  1. Kelsi - I can definitely relate. There needs to be more discussions like this, especially between friends and family. I have and still struggle with budgeting, getting rid of my s&it and balancing spending.

  2. Hi Kelsi! I just discovered your gem of a blog from Joshua Becker's site, and I couldn't be happier to find someone on the same journey as me :) Looks like you've been working at it a lot longer though! This was a great post and it's sooo true - life is totally about wealth, not money. Can't wait to read more!

  3. You should read this: http://www.amazon.com/Behind-Beautiful-Forevers-Mumbai-Undercity/dp/1400067553/ref=sr_1_1?ie=UTF8&qid=1359773901&sr=8-1&keywords=books%2C+all+the+beautiful+tomorrows

    You and Joshua over at "Becoming Minimalist" are playing at something I fear you have little understanding of. Unlike the billions of people on this planet who don't even have access to clean water and a toilet.... You are but financially embarrassed and lacking sufficient motivation. If you found yourself living a TRUE "minimalist" life lacking any hint of a social, or, cultural safety net you would be suicidal. You are playing at this and I don't think you realize how hideously cold and insulting that is to those who are actually living it.

    Mrs. N.

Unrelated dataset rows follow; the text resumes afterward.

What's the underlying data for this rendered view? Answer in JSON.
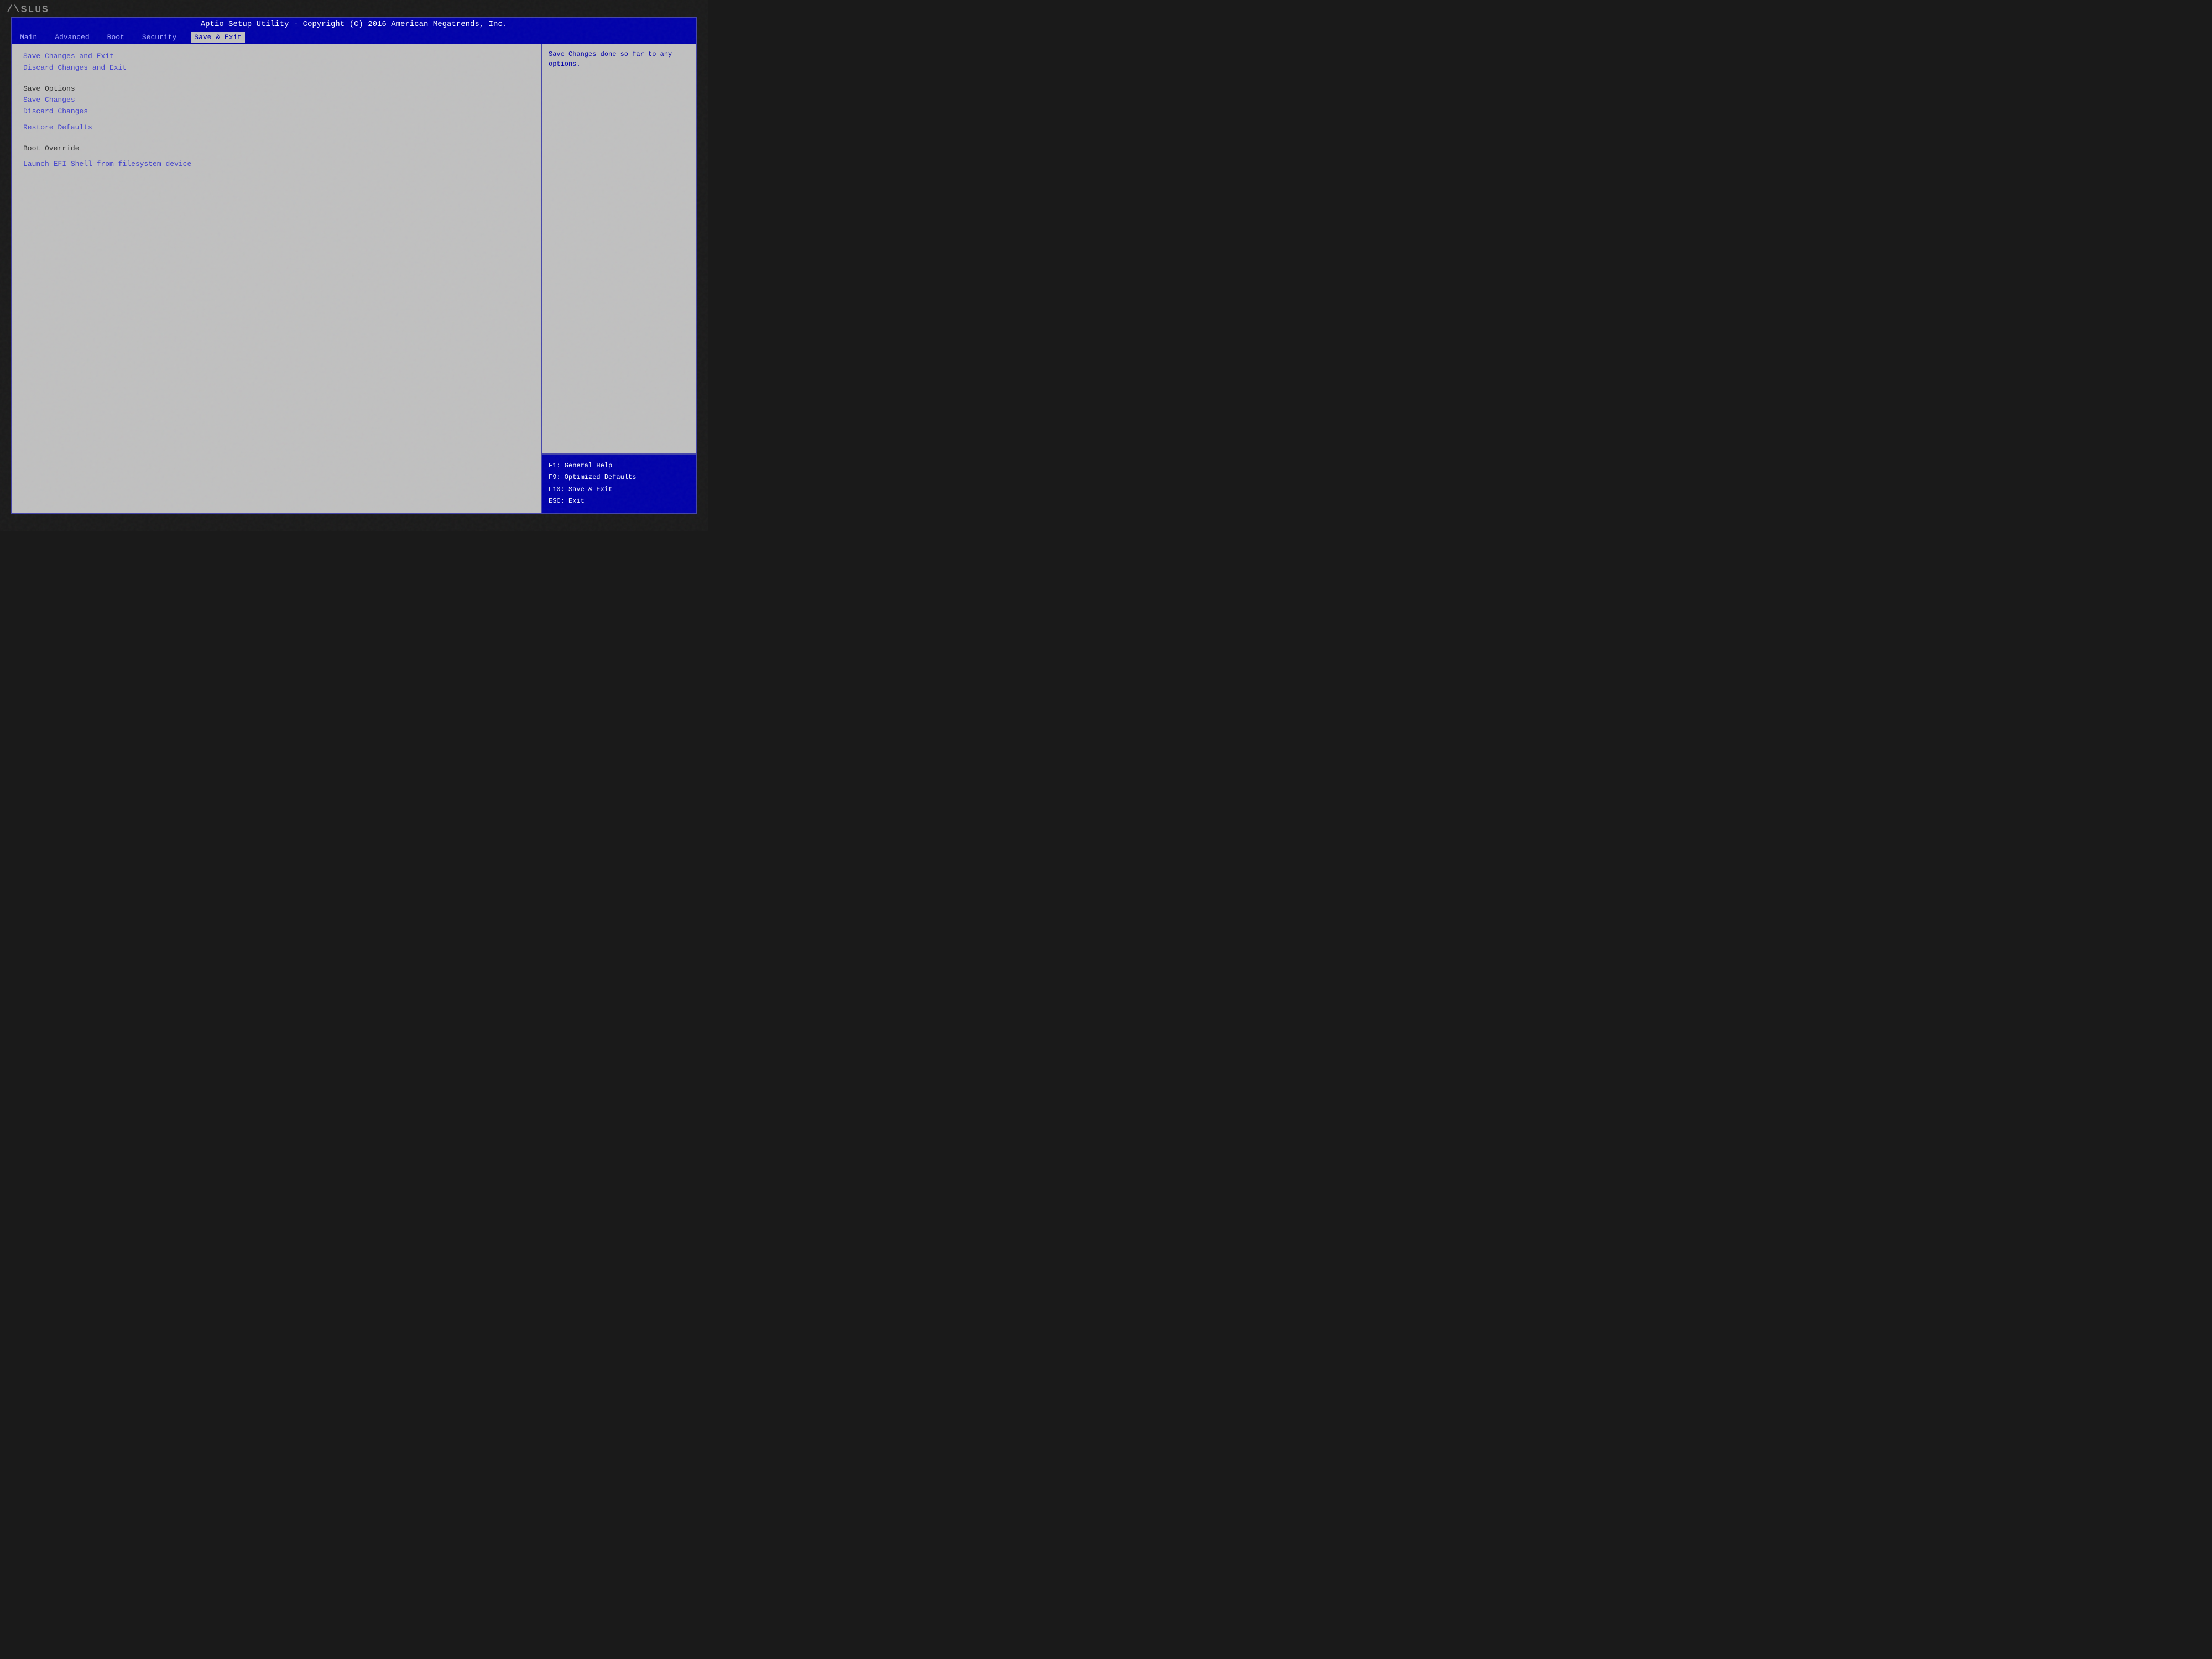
{
  "logo": {
    "text": "/\\SLUS"
  },
  "title_bar": {
    "text": "Aptio Setup Utility - Copyright (C) 2016 American Megatrends, Inc."
  },
  "menu": {
    "items": [
      {
        "id": "main",
        "label": "Main",
        "active": false
      },
      {
        "id": "advanced",
        "label": "Advanced",
        "active": false
      },
      {
        "id": "boot",
        "label": "Boot",
        "active": false
      },
      {
        "id": "security",
        "label": "Security",
        "active": false
      },
      {
        "id": "save-exit",
        "label": "Save & Exit",
        "active": true
      }
    ]
  },
  "left_panel": {
    "options": [
      {
        "id": "save-changes-exit",
        "label": "Save Changes and Exit",
        "type": "link"
      },
      {
        "id": "discard-changes-exit",
        "label": "Discard Changes and Exit",
        "type": "link"
      },
      {
        "id": "save-options-label",
        "label": "Save Options",
        "type": "section"
      },
      {
        "id": "save-changes",
        "label": "Save Changes",
        "type": "link"
      },
      {
        "id": "discard-changes",
        "label": "Discard Changes",
        "type": "link"
      },
      {
        "id": "restore-defaults",
        "label": "Restore Defaults",
        "type": "link"
      },
      {
        "id": "boot-override-label",
        "label": "Boot Override",
        "type": "section"
      },
      {
        "id": "launch-efi-shell",
        "label": "Launch EFI Shell from filesystem device",
        "type": "link"
      }
    ]
  },
  "right_panel": {
    "help_text": "Save Changes done so far to any\noptions.",
    "shortcuts": [
      {
        "key": "F1",
        "action": "General Help"
      },
      {
        "key": "F9",
        "action": "Optimized Defaults"
      },
      {
        "key": "F10",
        "action": "Save & Exit"
      },
      {
        "key": "ESC",
        "action": "Exit"
      }
    ]
  }
}
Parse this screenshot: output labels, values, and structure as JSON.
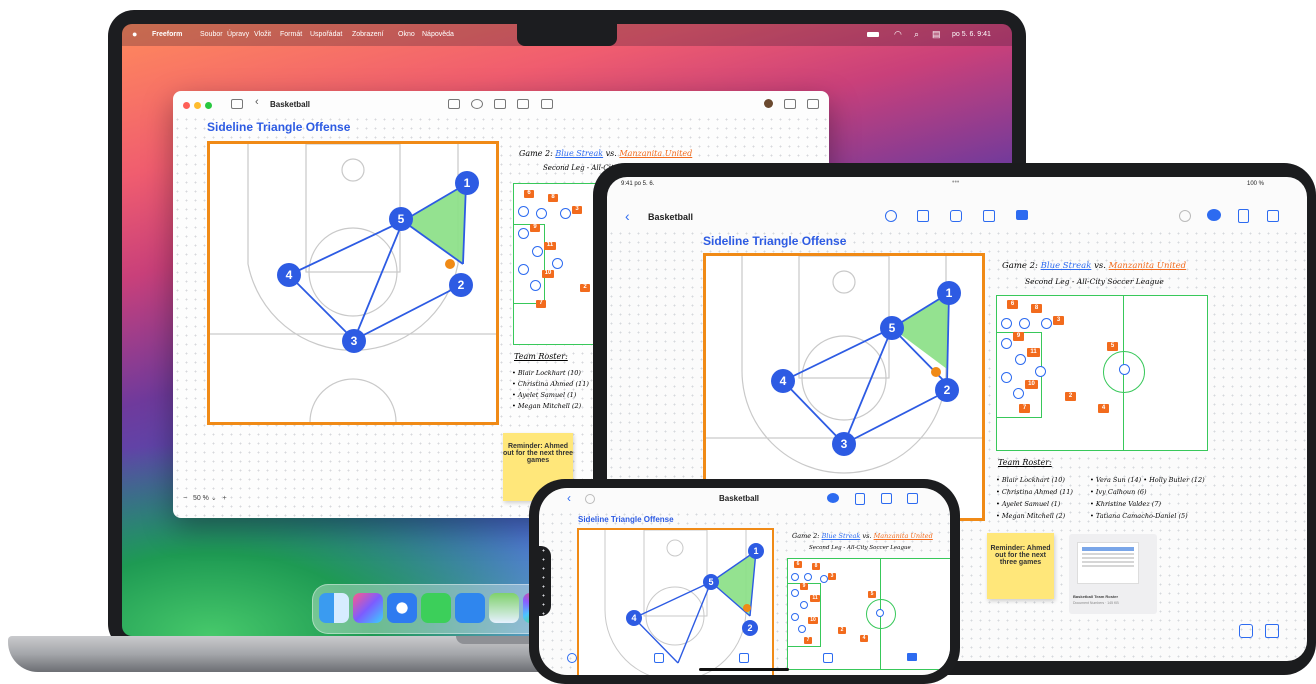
{
  "mac": {
    "menubar": {
      "app": "Freeform",
      "items": [
        "Soubor",
        "Úpravy",
        "Vložit",
        "Formát",
        "Uspořádat",
        "Zobrazení",
        "Okno",
        "Nápověda"
      ],
      "clock": "po 5. 6.  9:41"
    },
    "window": {
      "title": "Basketball",
      "zoom": "50 %",
      "zoom_minus": "−",
      "zoom_plus": "+"
    }
  },
  "ipad": {
    "status_time": "9:41  po 5. 6.",
    "status_battery": "100 %",
    "title": "Basketball"
  },
  "iphone": {
    "title": "Basketball"
  },
  "board": {
    "heading": "Sideline Triangle Offense",
    "players": [
      "1",
      "2",
      "3",
      "4",
      "5"
    ],
    "game_title": "Game 2:",
    "team_a": "Blue Streak",
    "vs": "vs.",
    "team_b": "Manzanita United",
    "subtitle": "Second Leg - All-City Soccer League",
    "roster_title": "Team Roster:",
    "roster_left": [
      "• Blair Lockhart (10)",
      "• Christina Ahmed (11)",
      "• Ayelet Samuel (1)",
      "• Megan Mitchell (2)"
    ],
    "roster_right": [
      "• Vera Sun (14)",
      "• Holly Butler (12)",
      "• Ivy Calhoun (6)",
      "• Khristine Valdez (7)",
      "• Tatiana Camacho-Daniel (5)"
    ],
    "reminder": "Reminder: Ahmed out for the next three games",
    "soccer_tags": [
      "6",
      "8",
      "3",
      "9",
      "11",
      "10",
      "5",
      "7",
      "2",
      "4"
    ],
    "doc_title": "Basketball Team Roster",
    "doc_sub": "Document Numbers · 145 KB"
  },
  "colors": {
    "court_orange": "#f08a16",
    "player_blue": "#2d5be3",
    "triangle_green": "#8ee08a",
    "field_green": "#38c85a",
    "tag_orange": "#f26b1d",
    "sticky_yellow": "#ffe77a",
    "team_a_color": "#2d6bf0",
    "team_b_color": "#f26b1d"
  },
  "icons": [
    "apple-logo-icon",
    "wifi-icon",
    "search-icon",
    "battery-icon",
    "sidebar-icon",
    "chevron-left-icon",
    "share-icon",
    "compose-icon",
    "text-box-icon",
    "shapes-icon",
    "photo-icon",
    "folder-icon",
    "undo-icon",
    "collaborate-icon",
    "sticky-note-icon",
    "pen-icon",
    "grid-icon"
  ]
}
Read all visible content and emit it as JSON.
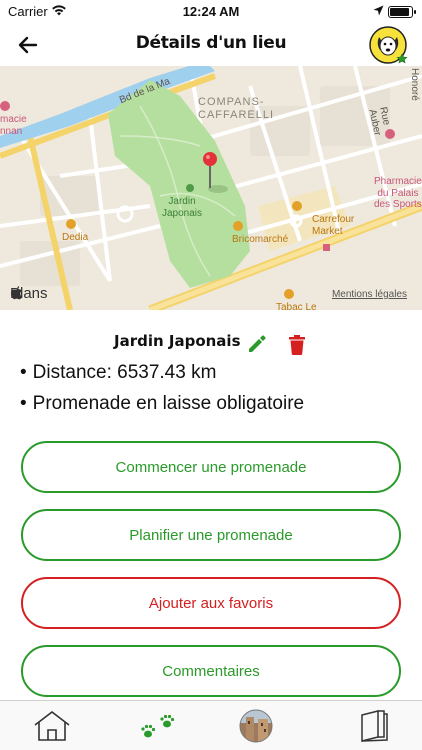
{
  "status_bar": {
    "carrier": "Carrier",
    "time": "12:24 AM"
  },
  "nav": {
    "title": "Détails d'un lieu"
  },
  "map": {
    "labels": {
      "compans": "COMPANS-\nCAFFARELLI",
      "jardin": "Jardin\nJaponais",
      "dedia": "Dedia",
      "bricomarche": "Bricomarché",
      "carrefour": "Carrefour\nMarket",
      "tabac": "Tabac Le",
      "pharmacie_left": "macie\nnnan",
      "pharmacie_right": "Pharmacie\ndu Palais\ndes Sports",
      "rue_auber": "Rue Auber",
      "bd": "Bd de la Ma",
      "honore": "Honoré"
    },
    "brand": "Plans",
    "legal": "Mentions légales"
  },
  "place": {
    "name": "Jardin Japonais",
    "distance": "Distance: 6537.43 km",
    "rule": "Promenade en laisse obligatoire"
  },
  "actions": {
    "start_walk": "Commencer une promenade",
    "plan_walk": "Planifier une promenade",
    "add_favorite": "Ajouter aux favoris",
    "comments": "Commentaires"
  },
  "colors": {
    "green": "#2a9a2a",
    "red": "#d42020",
    "park": "#b5df9e"
  }
}
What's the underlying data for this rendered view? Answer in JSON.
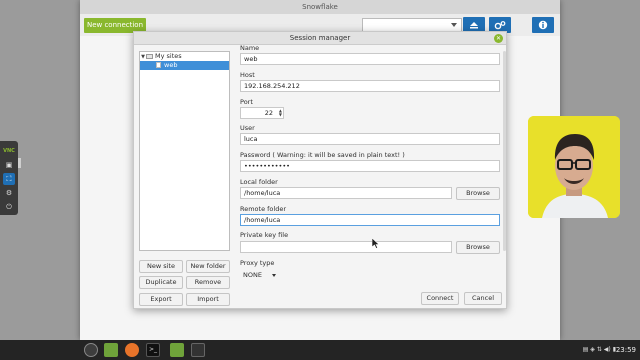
{
  "app": {
    "title": "Snowflake",
    "new_connection_label": "New connection"
  },
  "dialog": {
    "title": "Session manager",
    "tree": {
      "root_label": "My sites",
      "child_label": "web"
    },
    "left_buttons": {
      "new_site": "New site",
      "new_folder": "New folder",
      "duplicate": "Duplicate",
      "remove": "Remove",
      "export": "Export",
      "import": "Import"
    },
    "fields": {
      "name": {
        "label": "Name",
        "value": "web"
      },
      "host": {
        "label": "Host",
        "value": "192.168.254.212"
      },
      "port": {
        "label": "Port",
        "value": "22"
      },
      "user": {
        "label": "User",
        "value": "luca"
      },
      "password": {
        "label": "Password ( Warning: it will be saved in plain text! )",
        "value": "••••••••••••"
      },
      "local_folder": {
        "label": "Local folder",
        "value": "/home/luca"
      },
      "remote_folder": {
        "label": "Remote folder",
        "value": "/home/luca"
      },
      "private_key": {
        "label": "Private key file",
        "value": ""
      },
      "proxy_type": {
        "label": "Proxy type",
        "value": "NONE"
      }
    },
    "browse_label": "Browse",
    "connect_label": "Connect",
    "cancel_label": "Cancel"
  },
  "dock": {
    "vnc_label": "VNC"
  },
  "taskbar": {
    "clock": "23:59"
  },
  "colors": {
    "accent_green": "#8ab82e",
    "accent_blue": "#1f6fb5",
    "selection_blue": "#3f8fd8",
    "webcam_bg": "#e8e02a"
  }
}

  4. Mrs. N. - Thank you for your comment. The situation you are referring to is not lost on me. I believe minimalism is subjective, and the definition I apply to myself is that I strive to intentionally live with less stuff, whereas I used to feel pressured to buy more. I think it's clear that I most certainly do not glorify the lives of suffering people, nor do I wish to glorify the buy-more-spend-more culture that so many people in the United States feel pressured to follow. I'm not proud of how I've spent my money over the years, especially because of the reasons you mentioned. This is why I am undergoing a process of change. I will be sure to investigate your reading recommendation, and I also strive to travel to such places to see and hopefully experience different cultures for myself. It's easy for many people to fall into the trap of living in a bubble where knowledge of culture outside of their community is limited and skewed. My awareness is heightened and ever-growing. Also, it appears that my lifestyle choices have offended you more than anyone else. My goal is to live well, and I'm not there yet, but I'm working towards it every day.